***** MATERIAL SUPPLIED

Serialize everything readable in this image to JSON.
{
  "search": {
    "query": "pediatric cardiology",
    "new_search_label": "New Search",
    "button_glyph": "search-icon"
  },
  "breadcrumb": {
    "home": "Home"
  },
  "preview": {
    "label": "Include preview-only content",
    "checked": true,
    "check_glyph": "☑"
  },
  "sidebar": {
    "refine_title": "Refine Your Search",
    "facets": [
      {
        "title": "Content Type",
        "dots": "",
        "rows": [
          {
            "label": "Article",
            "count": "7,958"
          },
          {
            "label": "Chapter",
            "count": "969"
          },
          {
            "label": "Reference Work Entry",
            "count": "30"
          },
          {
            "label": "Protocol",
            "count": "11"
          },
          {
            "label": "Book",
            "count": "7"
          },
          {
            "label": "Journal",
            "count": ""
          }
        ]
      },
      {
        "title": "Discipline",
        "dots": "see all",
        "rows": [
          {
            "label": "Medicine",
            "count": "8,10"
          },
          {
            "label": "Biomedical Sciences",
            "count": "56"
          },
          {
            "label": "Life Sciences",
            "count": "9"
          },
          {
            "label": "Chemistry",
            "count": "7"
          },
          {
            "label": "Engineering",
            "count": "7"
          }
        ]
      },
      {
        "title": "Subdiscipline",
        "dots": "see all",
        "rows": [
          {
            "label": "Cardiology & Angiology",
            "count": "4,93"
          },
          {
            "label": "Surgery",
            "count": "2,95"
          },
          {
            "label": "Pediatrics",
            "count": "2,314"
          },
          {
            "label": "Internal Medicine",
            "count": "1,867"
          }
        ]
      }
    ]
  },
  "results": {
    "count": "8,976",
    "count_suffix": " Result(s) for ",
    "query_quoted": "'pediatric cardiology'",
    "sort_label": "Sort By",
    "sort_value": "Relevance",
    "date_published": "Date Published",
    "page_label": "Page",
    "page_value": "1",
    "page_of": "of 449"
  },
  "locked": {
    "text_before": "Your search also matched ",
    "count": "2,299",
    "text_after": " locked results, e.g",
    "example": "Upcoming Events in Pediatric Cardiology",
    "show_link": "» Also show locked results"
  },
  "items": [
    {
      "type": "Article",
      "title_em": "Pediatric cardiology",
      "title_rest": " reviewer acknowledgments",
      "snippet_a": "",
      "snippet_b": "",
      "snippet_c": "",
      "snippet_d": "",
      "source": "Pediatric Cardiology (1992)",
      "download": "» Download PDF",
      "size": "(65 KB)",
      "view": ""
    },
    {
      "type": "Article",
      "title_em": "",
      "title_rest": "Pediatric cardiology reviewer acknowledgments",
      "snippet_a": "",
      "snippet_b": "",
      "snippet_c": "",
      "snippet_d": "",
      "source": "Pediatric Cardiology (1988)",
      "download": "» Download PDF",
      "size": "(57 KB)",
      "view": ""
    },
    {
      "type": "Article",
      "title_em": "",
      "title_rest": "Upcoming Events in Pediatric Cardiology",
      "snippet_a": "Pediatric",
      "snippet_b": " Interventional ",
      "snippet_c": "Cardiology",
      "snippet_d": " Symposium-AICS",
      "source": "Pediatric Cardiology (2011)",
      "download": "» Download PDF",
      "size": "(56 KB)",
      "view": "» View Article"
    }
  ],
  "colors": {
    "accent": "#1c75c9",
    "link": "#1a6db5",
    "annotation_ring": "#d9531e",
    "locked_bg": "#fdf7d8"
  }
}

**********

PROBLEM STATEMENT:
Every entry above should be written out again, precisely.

SOLUTION TO THE PROBLEM:
Serialize everything readable in this image to JSON.
{
  "search": {
    "query": "pediatric cardiology",
    "new_search_label": "New Search",
    "button_glyph": "search-icon"
  },
  "breadcrumb": {
    "home": "Home"
  },
  "preview": {
    "label": "Include preview-only content",
    "checked": true,
    "check_glyph": "☑"
  },
  "sidebar": {
    "refine_title": "Refine Your Search",
    "facets": [
      {
        "title": "Content Type",
        "dots": "",
        "rows": [
          {
            "label": "Article",
            "count": "7,958"
          },
          {
            "label": "Chapter",
            "count": "969"
          },
          {
            "label": "Reference Work Entry",
            "count": "30"
          },
          {
            "label": "Protocol",
            "count": "11"
          },
          {
            "label": "Book",
            "count": "7"
          },
          {
            "label": "Journal",
            "count": ""
          }
        ]
      },
      {
        "title": "Discipline",
        "dots": "see all",
        "rows": [
          {
            "label": "Medicine",
            "count": "8,10"
          },
          {
            "label": "Biomedical Sciences",
            "count": "56"
          },
          {
            "label": "Life Sciences",
            "count": "9"
          },
          {
            "label": "Chemistry",
            "count": "7"
          },
          {
            "label": "Engineering",
            "count": "7"
          }
        ]
      },
      {
        "title": "Subdiscipline",
        "dots": "see all",
        "rows": [
          {
            "label": "Cardiology & Angiology",
            "count": "4,93"
          },
          {
            "label": "Surgery",
            "count": "2,95"
          },
          {
            "label": "Pediatrics",
            "count": "2,314"
          },
          {
            "label": "Internal Medicine",
            "count": "1,867"
          }
        ]
      }
    ]
  },
  "results": {
    "count": "8,976",
    "count_suffix": " Result(s) for ",
    "query_quoted": "'pediatric cardiology'",
    "sort_label": "Sort By",
    "sort_value": "Relevance",
    "date_published": "Date Published",
    "page_label": "Page",
    "page_value": "1",
    "page_of": "of 449"
  },
  "locked": {
    "text_before": "Your search also matched ",
    "count": "2,299",
    "text_after": " locked results, e.g",
    "example": "Upcoming Events in Pediatric Cardiology",
    "show_link": "» Also show locked results"
  },
  "items": [
    {
      "type": "Article",
      "title_em": "Pediatric cardiology",
      "title_rest": " reviewer acknowledgments",
      "snippet_a": "",
      "snippet_b": "",
      "snippet_c": "",
      "snippet_d": "",
      "source": "Pediatric Cardiology (1992)",
      "download": "» Download PDF",
      "size": "(65 KB)",
      "view": ""
    },
    {
      "type": "Article",
      "title_em": "",
      "title_rest": "Pediatric cardiology reviewer acknowledgments",
      "snippet_a": "",
      "snippet_b": "",
      "snippet_c": "",
      "snippet_d": "",
      "source": "Pediatric Cardiology (1988)",
      "download": "» Download PDF",
      "size": "(57 KB)",
      "view": ""
    },
    {
      "type": "Article",
      "title_em": "",
      "title_rest": "Upcoming Events in Pediatric Cardiology",
      "snippet_a": "Pediatric",
      "snippet_b": " Interventional ",
      "snippet_c": "Cardiology",
      "snippet_d": " Symposium-AICS",
      "source": "Pediatric Cardiology (2011)",
      "download": "» Download PDF",
      "size": "(56 KB)",
      "view": "» View Article"
    }
  ],
  "colors": {
    "accent": "#1c75c9",
    "link": "#1a6db5",
    "annotation_ring": "#d9531e",
    "locked_bg": "#fdf7d8"
  }
}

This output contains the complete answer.